The challenges ahead
The challenge for India is to once again use its convergence with Russia and China on global issues to bring a semblance of balance to American capriciousness on the global stage. New Delhi has engaged Trump administration at multiple levels to give it a sense of Indian sensitivities and priorities. But in order to hedge against a Washington which is hell-bent on disrupting the “rules of the game”, most of them laid down by the US itself, it is imperative for India to engage with Russia and China. Unlike the India of the 1990s, the India of today is much better placed to set the terms of these engagements.
India’s rising global profile is reshaping New Delhi’s approach to its major partnerships in the changing global order. Though sections of the Indian establishment still want to reinvent non-alignment under ever new guises, New Delhi is showing signs of pursuing strategic autonomy separately from non-alignment under Modi. This separation is overdue in India’s foreign policy, and the country stands to benefit from leveraging partnerships rather than shunning them. Under the Modi government, India is charting new territory in its foreign policy, predicated on the belief that, rather than proclaiming non-alignment as an end in itself, India needs deeper engagement with its friends and partners if it is to develop leverage in its dealings with its adversaries and competitors. India is today well positioned to define its bilateral relationships on its own terms without ideological crutches.
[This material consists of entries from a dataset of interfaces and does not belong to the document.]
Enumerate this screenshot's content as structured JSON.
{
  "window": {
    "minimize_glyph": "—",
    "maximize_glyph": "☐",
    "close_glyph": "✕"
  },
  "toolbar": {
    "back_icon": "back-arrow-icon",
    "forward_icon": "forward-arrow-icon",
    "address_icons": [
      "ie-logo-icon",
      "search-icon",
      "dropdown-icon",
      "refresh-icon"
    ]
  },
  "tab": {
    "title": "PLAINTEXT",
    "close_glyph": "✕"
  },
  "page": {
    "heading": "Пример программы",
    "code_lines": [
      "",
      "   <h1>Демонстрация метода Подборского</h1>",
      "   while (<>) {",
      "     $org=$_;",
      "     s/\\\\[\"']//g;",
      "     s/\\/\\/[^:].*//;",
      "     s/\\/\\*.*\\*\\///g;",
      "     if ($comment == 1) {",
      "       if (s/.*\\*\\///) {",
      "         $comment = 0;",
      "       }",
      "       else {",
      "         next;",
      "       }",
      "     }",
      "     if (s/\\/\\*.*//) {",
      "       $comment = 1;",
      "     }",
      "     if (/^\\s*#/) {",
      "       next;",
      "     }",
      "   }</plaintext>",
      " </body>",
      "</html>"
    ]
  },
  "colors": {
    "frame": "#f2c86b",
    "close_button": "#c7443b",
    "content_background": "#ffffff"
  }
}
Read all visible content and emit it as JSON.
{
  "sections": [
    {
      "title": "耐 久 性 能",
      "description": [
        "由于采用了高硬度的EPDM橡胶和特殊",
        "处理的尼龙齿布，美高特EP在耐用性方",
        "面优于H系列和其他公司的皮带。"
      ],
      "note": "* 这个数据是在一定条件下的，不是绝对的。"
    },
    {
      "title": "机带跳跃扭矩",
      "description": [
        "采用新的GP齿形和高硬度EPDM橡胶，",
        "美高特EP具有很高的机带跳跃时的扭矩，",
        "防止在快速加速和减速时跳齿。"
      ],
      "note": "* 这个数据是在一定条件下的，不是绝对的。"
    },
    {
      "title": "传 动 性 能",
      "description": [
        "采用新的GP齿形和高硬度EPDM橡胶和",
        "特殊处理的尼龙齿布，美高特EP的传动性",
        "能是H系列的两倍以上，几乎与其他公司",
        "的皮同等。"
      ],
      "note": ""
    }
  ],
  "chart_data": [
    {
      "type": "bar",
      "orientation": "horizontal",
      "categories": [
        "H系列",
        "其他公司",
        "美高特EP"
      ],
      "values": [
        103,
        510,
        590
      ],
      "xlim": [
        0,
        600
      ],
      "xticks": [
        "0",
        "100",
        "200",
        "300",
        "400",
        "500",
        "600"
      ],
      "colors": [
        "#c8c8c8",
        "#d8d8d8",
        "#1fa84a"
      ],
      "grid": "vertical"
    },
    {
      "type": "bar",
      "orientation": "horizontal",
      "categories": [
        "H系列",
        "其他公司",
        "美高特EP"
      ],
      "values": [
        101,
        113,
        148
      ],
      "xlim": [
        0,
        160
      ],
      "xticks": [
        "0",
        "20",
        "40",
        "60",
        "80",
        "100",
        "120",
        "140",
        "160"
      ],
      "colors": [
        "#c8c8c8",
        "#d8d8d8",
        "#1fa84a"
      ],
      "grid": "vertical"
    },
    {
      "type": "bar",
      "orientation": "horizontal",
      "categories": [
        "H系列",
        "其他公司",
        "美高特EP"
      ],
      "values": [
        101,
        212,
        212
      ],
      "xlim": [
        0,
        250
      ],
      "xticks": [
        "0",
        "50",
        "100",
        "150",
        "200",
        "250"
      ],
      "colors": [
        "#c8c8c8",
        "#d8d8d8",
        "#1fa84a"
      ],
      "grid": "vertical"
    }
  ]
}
The sheer audacity with which Modi has challenged the foreign policy shibboleths of the past is striking. The non-alignment ideologues in India stand confounded. For years, the nation has been told that the only way the foreign policy establishment can secure Indian interests is by working within the rubric of non-alignment. As India conceives of a new role for itself in global politics, the critical issue remains one of state capacity which subsequent governments will continue to grapple with. But there should be no doubt that Indian foreign policy has shifted the goal posts in the last five years – both in style and substance.